In the weighted silence that followed, West realized how presumptuous he’d been to lecture her in such a fashion. Looking away from her, he let out a taut sigh. “I warned you I’d overstep,” he muttered. “I apologize.”

“No,” Phoebe said curtly, surprising him. “I wanted your opinion. You’ve made some points worth considering.”

West’s head lifted, and he looked at her with unconcealed surprise. He’d fully expected her to give him a sharp set-down, or simply turn on her heel and walk off. Instead, Phoebe had set aside her pride long enough to listen to him, which few women of her rank would have done.

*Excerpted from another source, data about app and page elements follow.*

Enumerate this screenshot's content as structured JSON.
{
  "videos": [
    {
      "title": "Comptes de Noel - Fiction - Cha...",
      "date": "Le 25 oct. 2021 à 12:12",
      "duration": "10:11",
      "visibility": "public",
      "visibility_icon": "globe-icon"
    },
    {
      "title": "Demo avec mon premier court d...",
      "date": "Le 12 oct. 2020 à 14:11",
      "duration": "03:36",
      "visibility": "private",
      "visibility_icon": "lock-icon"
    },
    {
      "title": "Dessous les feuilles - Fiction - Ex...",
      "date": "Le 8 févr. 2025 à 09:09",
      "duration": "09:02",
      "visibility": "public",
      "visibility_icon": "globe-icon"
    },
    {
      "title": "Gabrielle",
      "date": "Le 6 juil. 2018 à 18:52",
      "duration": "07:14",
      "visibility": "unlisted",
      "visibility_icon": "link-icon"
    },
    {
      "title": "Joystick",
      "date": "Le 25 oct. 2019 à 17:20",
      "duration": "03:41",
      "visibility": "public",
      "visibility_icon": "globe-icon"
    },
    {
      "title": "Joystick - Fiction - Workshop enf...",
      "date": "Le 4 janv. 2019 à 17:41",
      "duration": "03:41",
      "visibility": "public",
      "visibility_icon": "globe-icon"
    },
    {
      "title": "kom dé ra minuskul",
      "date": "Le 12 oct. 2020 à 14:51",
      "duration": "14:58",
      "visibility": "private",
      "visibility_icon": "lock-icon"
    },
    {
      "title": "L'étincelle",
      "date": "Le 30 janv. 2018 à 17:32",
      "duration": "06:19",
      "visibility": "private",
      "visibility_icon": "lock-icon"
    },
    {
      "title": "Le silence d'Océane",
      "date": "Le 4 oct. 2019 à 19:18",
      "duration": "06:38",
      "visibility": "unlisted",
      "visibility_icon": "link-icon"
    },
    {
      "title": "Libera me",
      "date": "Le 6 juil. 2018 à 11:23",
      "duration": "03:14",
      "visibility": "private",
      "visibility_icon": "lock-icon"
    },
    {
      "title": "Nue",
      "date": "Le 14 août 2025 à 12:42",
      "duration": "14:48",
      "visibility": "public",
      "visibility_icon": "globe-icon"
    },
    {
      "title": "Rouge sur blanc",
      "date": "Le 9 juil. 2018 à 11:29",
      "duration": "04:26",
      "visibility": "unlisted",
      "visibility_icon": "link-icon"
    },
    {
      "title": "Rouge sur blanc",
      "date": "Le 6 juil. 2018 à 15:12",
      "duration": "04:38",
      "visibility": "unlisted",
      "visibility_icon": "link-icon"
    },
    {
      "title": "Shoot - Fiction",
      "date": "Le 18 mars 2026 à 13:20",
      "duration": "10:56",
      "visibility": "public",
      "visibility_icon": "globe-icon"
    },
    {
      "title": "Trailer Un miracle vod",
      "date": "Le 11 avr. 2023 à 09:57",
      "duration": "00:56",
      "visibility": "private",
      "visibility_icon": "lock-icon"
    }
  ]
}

“Although next time you might try a gentler manner,” she said. “It usually helps criticism go down easier.”

Staring into her silver eyes was like drowning in moonlight. West found himself at a complete loss for words.

They were within arms’ reach of each other. How had that happened? Had he moved closer, or had she?

His voice was a husk of sound as he managed a reply. “Yes. I . . . I’ll be gentle next time.” That hadn’t sounded right. “Gentler. With you. Or . . . anyone.” None of that sounded right, either. “It wasn’t criticism,” he added. “Just helpful hints.” Christ. His thoughts were in a heap.

She was breathtaking up close, her skin reflecting light like the silk of butterfly wings. The lines of her throat and jaw were a precise framework for a mouth as full and rich as flowers in deep summer. Her fragrance was subtle and dry and alluring. She smelled like a clean, soft bed he would love to sink into. The thought made his pulse thump insistently . . . want . . . want . . . want . . . God, yes, he’d love to show her all his gentleness, browsing over that slender body with his hands and mouth until she was quivering and lifting to his touch—

Hot Novels
  • Grey: Fifty Shades of Grey as Told by Chris
  • Fifty Shades Freed (Fifty Shades #3)
  • Never Too Far (Too Far Trilogy #2)
  • Fifty Shades Darker (Fifty Shades #2)
  • Library of Souls (Miss Peregrine‚Äôs Peculi
  • Fifty Shades of Grey (Fifty Shades #1)
  • Fallen Too Far (Too Far Trilogy #1)
  • Forever Too Far (Too Far Trilogy #3)
  • Ugly Love
  • Allegiant (Divergent #3)
  • Hold on Tight (Sea Breeze #8)
  • Bared to You (Crossfire #1)
  • The Destiny of Violet & Luke (The Coinc
  • Captivated by You (Crossfire #4)
  • Uprooted